As the federal government’s social programs continue on course toward predicted fiscal whirlpools (Social Security will be in the red within 10 years), the tacks to safe harbor are no secret: either restrain benefits or increase taxes. Favoring the former on the grounds that the latter will weaken the economy on which entitlement programs depend, former cabinet officer Shultz and economics professor Shoven propose reforms of Social Security, Medicare, and Medicaid. The authors describe the rules of programs whose finances are becoming demographically squeezed between a healthier, longer-living, ever-larger retirement cohort and the relatively decreasing productive workforce that pays the taxes. Suggesting a combination of incentives to increase the workforce and, to restrain costs, attachment of benefits more closely to the individual via personal accounts and vouchers, Shultz and Shoven outline how changing various rules, such as the calculation of benefits, could move entitlement programs toward fiscal rationality without sacrificing their universality. Technocratic and not overtly political, this policy paper is timely for election year debates. --Gilbert Taylor

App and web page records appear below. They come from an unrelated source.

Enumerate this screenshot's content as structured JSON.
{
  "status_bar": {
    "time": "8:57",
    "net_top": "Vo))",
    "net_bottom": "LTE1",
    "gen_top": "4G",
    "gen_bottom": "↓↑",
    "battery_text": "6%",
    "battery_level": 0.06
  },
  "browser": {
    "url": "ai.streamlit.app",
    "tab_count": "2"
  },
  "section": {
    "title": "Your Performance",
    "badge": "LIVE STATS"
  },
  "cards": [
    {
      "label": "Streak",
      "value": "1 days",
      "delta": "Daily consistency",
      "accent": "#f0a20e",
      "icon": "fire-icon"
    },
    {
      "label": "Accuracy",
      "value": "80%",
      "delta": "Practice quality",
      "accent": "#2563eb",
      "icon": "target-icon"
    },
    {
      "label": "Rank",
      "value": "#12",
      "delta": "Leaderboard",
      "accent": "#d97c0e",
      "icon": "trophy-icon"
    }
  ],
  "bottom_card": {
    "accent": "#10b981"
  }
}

Top customer reviews
Wealth Odyssey: The Essential Road Map For Your Financial Journey Where Is It You Are Really Trying To Go With Money?
The authors virtually ignore the burgeoning costs of pharmaceuticals, do not challenge the canard that these high costs are needed to'fund R&D' nor criticize the hundreds of millions of research dollars diverted instead to TV and print advertising. Switzerland, hardly a second-rate power in the pharmaceuticals development, produces and delivers prescription drugs to its people at a fraction of the US cost. Wee have much that we can learn from our foreign friends, but Sec. Shultz and Dr. Shoven choose to ignore such lessons
The presumption running through this book is that individuals will make the best choices, and that (ugh!)Government should keep its paws off. But personal choices tend to be optimistic and short-term driven, as our appallingly low savings rate proves. In our younger and middle years, millions of us abuse our bodies and skimp on inexpensive preventive care, then expect Medicare to fund the far more costly repairs in our old age. Any solution to our health care crisis must reverse that mindset and require full, public participation, however politically unpopular that may be,